:: Working data ::

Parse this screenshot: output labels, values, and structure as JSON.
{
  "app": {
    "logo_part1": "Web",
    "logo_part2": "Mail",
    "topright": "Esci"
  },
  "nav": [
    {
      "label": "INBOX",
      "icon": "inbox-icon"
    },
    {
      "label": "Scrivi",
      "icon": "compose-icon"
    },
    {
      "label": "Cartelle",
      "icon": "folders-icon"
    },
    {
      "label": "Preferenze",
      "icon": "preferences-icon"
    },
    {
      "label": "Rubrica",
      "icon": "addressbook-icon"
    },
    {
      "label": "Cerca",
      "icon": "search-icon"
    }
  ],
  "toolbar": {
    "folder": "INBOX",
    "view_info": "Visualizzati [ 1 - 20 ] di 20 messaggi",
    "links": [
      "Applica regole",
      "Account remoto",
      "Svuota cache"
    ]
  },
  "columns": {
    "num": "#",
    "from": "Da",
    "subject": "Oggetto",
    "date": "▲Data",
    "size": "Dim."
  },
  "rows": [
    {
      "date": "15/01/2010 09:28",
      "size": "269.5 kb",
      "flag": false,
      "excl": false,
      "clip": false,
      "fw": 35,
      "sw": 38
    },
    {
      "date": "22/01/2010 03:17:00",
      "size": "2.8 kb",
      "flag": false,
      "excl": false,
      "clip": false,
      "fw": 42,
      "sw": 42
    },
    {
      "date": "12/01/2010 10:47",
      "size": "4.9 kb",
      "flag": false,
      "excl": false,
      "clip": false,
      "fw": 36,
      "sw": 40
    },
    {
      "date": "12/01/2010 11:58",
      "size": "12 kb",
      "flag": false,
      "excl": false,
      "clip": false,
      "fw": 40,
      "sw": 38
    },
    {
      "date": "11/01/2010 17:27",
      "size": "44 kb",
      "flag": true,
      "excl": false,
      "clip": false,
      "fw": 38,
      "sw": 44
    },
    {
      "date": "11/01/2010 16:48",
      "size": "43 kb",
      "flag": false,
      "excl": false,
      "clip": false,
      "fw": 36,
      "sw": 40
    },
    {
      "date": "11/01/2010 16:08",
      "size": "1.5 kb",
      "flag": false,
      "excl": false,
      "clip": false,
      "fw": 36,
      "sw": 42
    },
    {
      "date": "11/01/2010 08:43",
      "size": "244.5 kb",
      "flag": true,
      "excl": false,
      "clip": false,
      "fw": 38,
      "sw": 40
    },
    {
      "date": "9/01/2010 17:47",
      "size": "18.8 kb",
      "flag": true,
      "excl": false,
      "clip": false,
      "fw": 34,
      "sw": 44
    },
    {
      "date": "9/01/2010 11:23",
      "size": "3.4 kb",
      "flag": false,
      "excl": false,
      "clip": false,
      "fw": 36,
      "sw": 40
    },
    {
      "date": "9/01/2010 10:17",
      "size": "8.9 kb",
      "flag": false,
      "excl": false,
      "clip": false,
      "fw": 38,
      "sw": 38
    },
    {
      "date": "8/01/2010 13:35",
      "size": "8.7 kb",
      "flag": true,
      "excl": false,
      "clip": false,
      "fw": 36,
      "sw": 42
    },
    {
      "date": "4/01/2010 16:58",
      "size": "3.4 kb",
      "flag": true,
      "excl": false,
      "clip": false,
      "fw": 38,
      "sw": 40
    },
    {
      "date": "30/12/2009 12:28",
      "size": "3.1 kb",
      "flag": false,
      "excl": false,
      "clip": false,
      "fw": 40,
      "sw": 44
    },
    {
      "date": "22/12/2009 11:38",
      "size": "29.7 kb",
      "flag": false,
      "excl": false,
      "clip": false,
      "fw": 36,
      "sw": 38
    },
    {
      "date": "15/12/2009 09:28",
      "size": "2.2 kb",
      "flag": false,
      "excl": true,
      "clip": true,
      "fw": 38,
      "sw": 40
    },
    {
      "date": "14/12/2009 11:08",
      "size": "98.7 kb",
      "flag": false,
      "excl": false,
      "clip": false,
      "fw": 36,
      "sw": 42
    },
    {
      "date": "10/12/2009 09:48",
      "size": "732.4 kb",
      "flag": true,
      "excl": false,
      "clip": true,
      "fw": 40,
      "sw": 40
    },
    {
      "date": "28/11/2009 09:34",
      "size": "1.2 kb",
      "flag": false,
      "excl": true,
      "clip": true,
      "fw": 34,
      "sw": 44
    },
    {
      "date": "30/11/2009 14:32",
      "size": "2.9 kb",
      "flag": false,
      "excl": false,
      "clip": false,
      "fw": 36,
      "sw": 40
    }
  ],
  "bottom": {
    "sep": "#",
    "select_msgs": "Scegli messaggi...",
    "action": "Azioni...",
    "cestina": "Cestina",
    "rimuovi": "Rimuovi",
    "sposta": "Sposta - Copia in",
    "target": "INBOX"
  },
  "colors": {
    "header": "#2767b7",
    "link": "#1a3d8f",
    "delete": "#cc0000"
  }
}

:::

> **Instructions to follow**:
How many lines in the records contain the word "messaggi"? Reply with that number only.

> **Output for this task**:
2